▶ **Activity**: What lines in this listing contain the string "Requests"? Report each one by copying it.

▶ **Supplied entries**:
*** Block opens ***
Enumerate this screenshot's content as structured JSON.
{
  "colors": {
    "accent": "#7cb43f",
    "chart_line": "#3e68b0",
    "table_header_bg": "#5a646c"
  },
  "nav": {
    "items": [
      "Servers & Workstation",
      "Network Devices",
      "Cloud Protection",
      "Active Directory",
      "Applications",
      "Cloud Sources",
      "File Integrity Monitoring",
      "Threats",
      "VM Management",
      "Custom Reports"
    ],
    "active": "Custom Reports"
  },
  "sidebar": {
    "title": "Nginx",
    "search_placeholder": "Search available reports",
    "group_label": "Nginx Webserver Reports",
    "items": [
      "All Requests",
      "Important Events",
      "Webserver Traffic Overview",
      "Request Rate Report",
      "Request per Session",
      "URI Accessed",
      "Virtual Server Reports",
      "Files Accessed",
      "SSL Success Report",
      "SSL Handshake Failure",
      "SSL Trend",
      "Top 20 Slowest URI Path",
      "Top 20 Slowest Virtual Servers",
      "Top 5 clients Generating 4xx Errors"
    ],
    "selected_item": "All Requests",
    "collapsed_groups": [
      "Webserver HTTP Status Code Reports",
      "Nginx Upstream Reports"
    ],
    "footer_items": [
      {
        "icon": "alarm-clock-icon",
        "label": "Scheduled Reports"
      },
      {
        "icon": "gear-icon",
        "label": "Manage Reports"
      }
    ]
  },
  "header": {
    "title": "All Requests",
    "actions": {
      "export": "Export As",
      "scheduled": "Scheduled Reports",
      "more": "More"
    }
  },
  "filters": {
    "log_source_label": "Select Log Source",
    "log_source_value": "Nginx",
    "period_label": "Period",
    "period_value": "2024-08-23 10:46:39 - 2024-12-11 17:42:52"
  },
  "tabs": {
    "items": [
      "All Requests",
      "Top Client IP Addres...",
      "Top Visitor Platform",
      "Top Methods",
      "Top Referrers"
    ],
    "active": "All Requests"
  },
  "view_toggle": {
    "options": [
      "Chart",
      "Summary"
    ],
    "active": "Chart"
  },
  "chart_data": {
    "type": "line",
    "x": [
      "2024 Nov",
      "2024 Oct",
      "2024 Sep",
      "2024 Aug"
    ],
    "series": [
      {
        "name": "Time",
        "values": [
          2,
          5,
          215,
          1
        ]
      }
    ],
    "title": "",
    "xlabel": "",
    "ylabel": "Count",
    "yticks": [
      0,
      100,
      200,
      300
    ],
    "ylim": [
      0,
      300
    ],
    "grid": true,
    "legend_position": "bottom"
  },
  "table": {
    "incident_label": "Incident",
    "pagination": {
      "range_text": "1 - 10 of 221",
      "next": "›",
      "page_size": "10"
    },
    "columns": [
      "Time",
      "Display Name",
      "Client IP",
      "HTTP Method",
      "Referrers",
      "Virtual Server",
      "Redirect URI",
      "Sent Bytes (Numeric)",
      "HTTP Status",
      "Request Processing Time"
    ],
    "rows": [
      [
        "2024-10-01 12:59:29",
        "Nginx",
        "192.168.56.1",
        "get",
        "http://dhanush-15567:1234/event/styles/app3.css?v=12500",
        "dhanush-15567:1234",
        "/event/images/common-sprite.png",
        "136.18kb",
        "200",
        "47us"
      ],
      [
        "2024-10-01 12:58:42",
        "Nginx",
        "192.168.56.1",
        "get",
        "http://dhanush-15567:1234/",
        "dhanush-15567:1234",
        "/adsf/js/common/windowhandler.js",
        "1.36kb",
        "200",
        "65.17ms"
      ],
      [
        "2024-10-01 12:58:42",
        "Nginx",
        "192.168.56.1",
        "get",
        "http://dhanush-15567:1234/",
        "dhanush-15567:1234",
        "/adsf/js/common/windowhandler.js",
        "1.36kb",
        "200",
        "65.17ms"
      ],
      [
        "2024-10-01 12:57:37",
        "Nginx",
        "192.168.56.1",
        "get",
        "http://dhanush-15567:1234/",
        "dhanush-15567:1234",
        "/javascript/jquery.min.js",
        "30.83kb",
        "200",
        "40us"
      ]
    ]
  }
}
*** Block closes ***
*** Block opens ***
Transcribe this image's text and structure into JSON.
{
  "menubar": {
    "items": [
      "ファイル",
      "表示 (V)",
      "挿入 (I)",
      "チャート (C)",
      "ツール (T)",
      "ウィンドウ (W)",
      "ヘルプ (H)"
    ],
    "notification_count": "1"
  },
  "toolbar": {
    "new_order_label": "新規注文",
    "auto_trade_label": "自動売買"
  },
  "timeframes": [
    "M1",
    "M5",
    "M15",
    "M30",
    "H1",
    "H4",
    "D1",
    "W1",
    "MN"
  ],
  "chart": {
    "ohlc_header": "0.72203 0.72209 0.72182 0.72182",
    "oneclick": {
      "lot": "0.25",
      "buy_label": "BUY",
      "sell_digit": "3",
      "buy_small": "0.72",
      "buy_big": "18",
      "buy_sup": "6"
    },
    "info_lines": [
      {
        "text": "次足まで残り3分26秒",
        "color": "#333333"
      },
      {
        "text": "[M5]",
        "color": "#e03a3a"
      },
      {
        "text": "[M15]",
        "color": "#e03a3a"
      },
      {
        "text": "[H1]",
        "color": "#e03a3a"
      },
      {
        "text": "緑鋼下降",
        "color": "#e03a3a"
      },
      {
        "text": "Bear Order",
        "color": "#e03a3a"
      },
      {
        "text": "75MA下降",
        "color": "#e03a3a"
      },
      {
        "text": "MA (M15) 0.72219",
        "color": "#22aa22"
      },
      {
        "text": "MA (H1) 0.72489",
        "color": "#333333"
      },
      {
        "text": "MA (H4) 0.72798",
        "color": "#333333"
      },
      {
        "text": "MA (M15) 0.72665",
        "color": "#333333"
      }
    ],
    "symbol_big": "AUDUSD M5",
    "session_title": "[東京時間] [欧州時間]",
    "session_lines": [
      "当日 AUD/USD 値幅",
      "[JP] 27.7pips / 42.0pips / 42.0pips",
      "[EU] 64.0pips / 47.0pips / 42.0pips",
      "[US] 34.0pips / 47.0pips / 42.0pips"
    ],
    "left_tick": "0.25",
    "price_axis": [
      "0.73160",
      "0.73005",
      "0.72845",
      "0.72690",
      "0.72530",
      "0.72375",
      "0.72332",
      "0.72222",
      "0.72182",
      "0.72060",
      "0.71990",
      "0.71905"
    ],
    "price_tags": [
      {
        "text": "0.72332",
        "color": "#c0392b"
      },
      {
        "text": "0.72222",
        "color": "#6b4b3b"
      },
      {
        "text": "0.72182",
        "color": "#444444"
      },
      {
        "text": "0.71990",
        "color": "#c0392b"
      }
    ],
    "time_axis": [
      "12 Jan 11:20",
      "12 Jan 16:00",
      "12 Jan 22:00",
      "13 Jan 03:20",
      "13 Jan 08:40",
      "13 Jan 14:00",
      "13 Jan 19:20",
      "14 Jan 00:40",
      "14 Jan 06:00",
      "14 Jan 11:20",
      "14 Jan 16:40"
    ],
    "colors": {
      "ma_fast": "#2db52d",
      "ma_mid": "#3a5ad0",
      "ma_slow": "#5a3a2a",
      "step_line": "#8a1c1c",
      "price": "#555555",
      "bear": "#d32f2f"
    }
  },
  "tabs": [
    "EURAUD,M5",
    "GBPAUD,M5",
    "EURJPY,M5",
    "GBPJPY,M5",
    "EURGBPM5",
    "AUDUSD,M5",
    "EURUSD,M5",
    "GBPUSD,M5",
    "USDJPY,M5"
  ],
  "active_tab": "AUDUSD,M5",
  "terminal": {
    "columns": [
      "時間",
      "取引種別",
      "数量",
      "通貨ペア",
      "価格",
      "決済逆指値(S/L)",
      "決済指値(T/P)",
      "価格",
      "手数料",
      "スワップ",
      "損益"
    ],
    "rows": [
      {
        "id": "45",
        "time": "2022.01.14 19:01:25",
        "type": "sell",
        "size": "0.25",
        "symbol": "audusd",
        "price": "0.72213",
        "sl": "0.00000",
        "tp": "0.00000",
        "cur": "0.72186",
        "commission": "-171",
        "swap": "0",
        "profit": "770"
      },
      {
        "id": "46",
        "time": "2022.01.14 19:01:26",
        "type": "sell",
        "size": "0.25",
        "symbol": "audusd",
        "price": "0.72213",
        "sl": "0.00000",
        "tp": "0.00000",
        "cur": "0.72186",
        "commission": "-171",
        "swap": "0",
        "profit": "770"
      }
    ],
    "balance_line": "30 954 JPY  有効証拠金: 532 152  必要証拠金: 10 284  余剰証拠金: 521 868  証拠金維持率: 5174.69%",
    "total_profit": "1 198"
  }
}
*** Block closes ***
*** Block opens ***
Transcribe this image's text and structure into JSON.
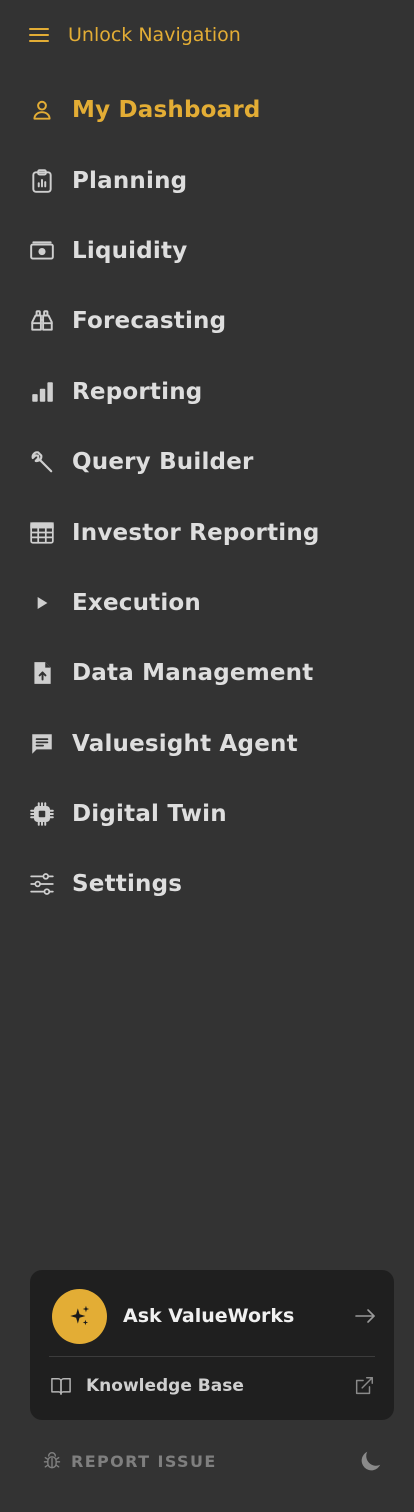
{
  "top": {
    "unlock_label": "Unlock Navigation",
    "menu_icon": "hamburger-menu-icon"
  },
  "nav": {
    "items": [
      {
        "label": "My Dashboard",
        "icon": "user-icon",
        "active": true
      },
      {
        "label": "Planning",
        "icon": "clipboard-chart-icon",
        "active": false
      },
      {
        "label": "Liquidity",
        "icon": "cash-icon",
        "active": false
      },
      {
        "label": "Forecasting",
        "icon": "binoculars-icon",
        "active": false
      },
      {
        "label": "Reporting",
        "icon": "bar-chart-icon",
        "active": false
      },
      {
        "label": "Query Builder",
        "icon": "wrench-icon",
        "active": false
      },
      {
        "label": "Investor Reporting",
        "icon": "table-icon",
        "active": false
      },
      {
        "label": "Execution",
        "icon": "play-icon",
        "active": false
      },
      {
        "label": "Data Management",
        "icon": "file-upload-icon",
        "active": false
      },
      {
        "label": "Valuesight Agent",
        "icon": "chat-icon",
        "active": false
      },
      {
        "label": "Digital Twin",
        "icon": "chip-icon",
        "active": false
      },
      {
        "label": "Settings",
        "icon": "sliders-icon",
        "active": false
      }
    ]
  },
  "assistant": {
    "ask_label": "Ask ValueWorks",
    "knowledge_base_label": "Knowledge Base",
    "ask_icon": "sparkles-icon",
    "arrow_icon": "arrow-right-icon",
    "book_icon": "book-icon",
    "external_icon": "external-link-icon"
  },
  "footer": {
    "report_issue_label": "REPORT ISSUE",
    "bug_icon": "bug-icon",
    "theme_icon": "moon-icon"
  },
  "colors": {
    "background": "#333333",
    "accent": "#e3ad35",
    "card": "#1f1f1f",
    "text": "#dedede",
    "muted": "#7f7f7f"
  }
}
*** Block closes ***
▶ **Solution to this task**:
      "All Requests",
    "selected_item": "All Requests",
    "title": "All Requests",
      "All Requests",
    "active": "All Requests"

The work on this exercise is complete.